- [TASK TO CARRY OUT]: Pull every line containing the word "JSON" out of the material below.

- [RECORDS FOR THIS TASK]:
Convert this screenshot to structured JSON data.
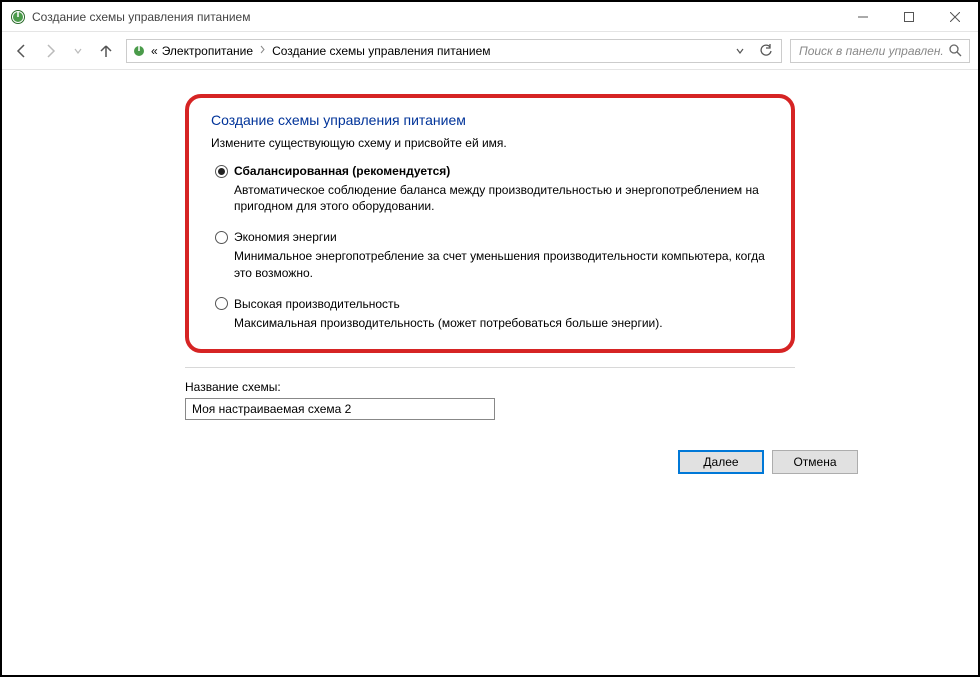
{
  "window": {
    "title": "Создание схемы управления питанием"
  },
  "nav": {
    "breadcrumb_prefix": "«",
    "crumb1": "Электропитание",
    "crumb2": "Создание схемы управления питанием",
    "search_placeholder": "Поиск в панели управлен..."
  },
  "page": {
    "heading": "Создание схемы управления питанием",
    "subheading": "Измените существующую схему и присвойте ей имя."
  },
  "plans": [
    {
      "name": "Сбалансированная (рекомендуется)",
      "desc": "Автоматическое соблюдение баланса между производительностью и энергопотреблением на пригодном для этого оборудовании.",
      "checked": true,
      "bold": true
    },
    {
      "name": "Экономия энергии",
      "desc": "Минимальное энергопотребление за счет уменьшения производительности компьютера, когда это возможно.",
      "checked": false,
      "bold": false
    },
    {
      "name": "Высокая производительность",
      "desc": "Максимальная производительность (может потребоваться больше энергии).",
      "checked": false,
      "bold": false
    }
  ],
  "name_field": {
    "label": "Название схемы:",
    "value": "Моя настраиваемая схема 2"
  },
  "buttons": {
    "next": "Далее",
    "cancel": "Отмена"
  }
}
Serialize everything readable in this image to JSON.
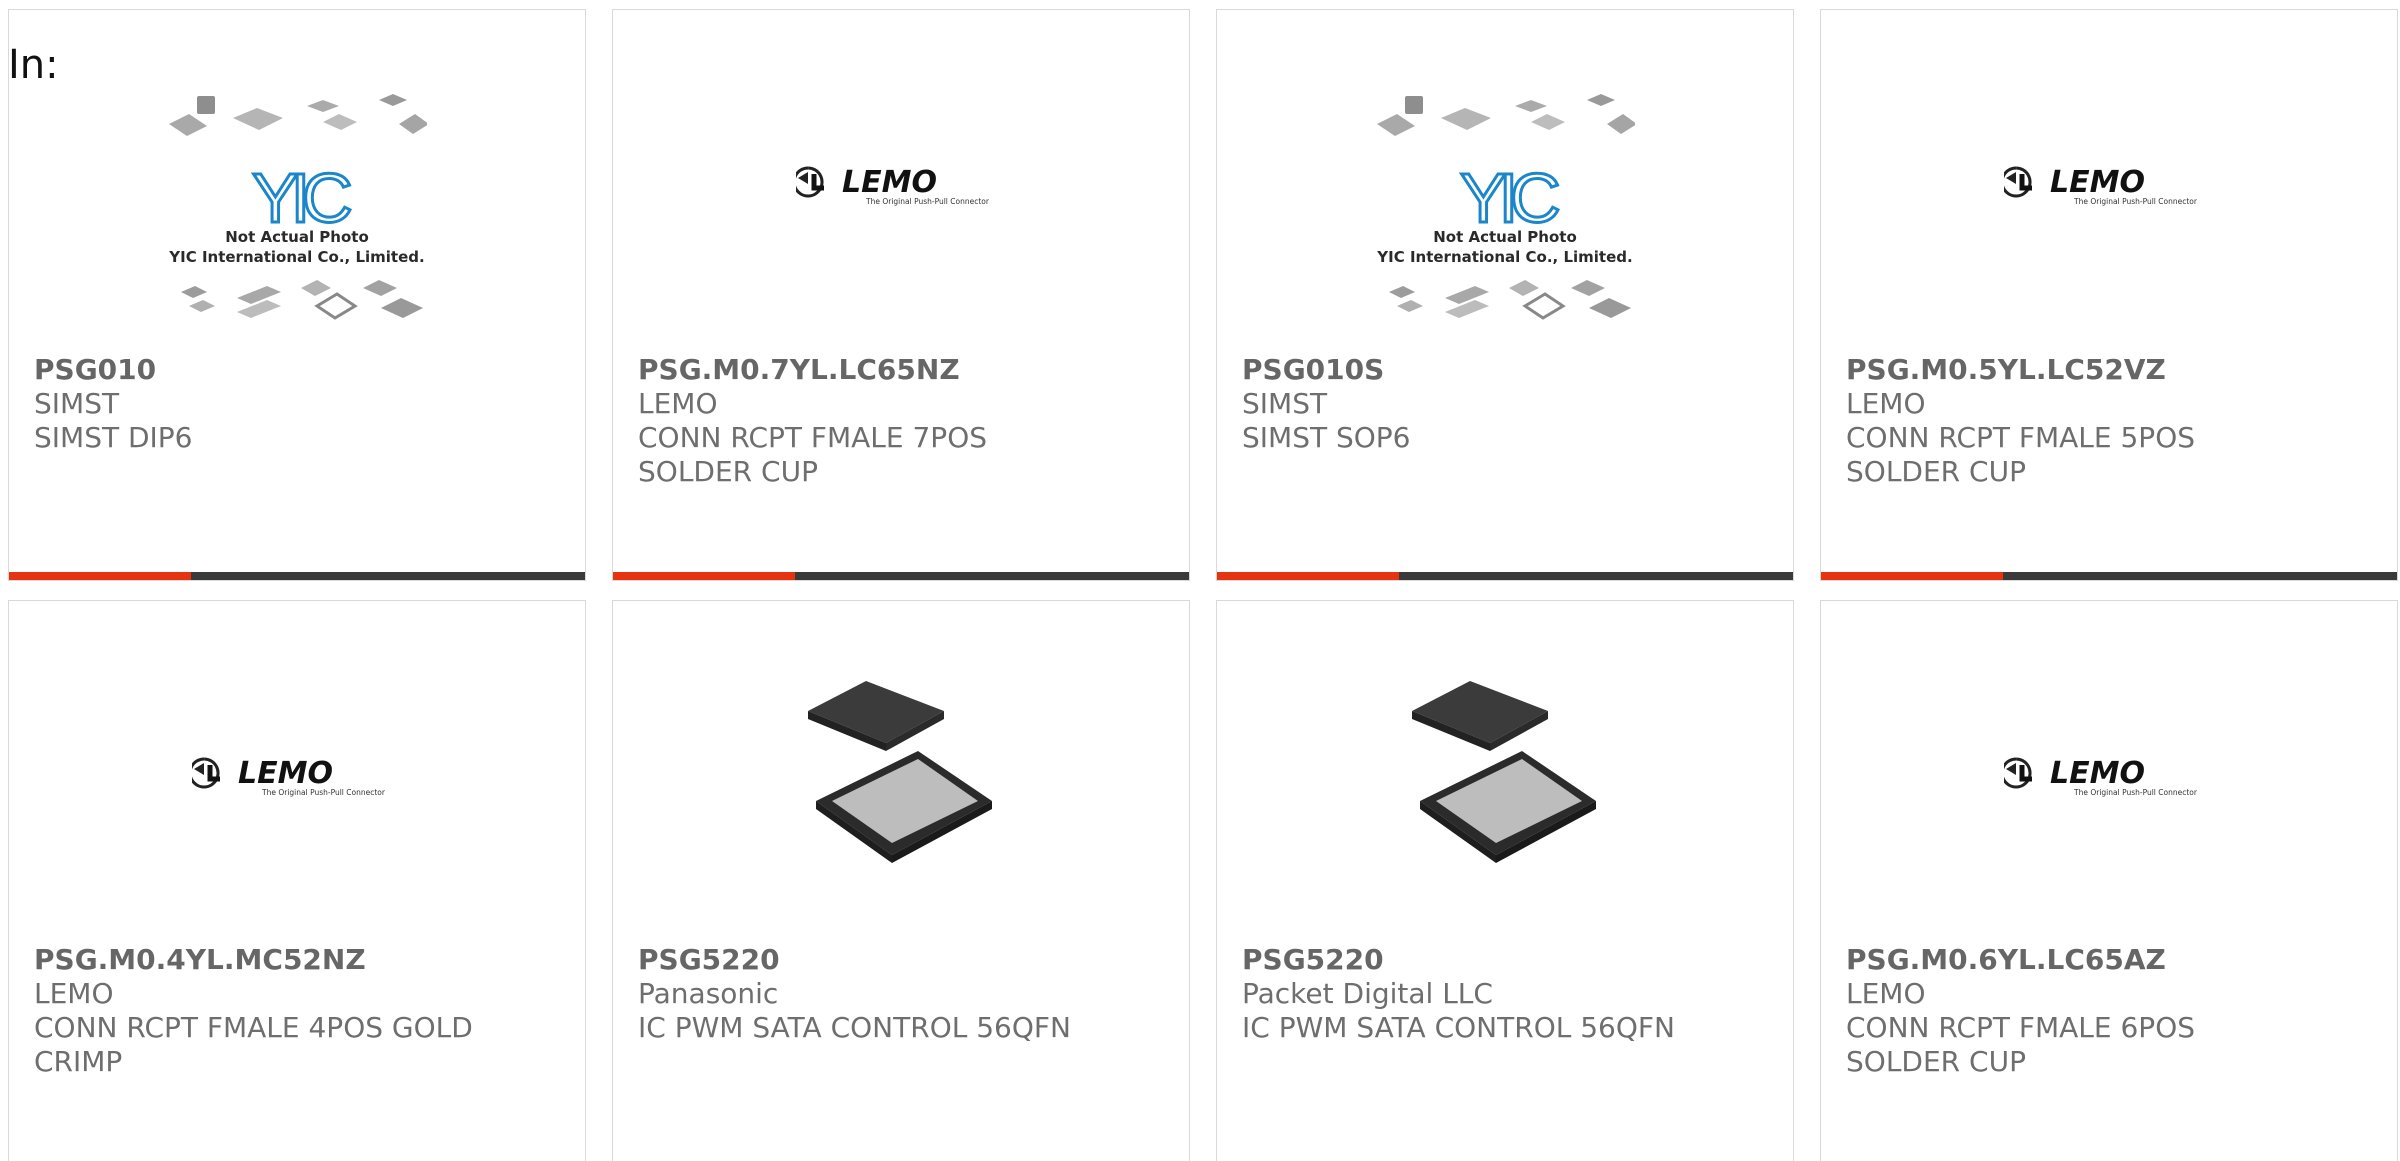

- [COMPLETED EXERCISE]:
Convert this screenshot to structured JSON data.
Serialize everything readable in this image to JSON.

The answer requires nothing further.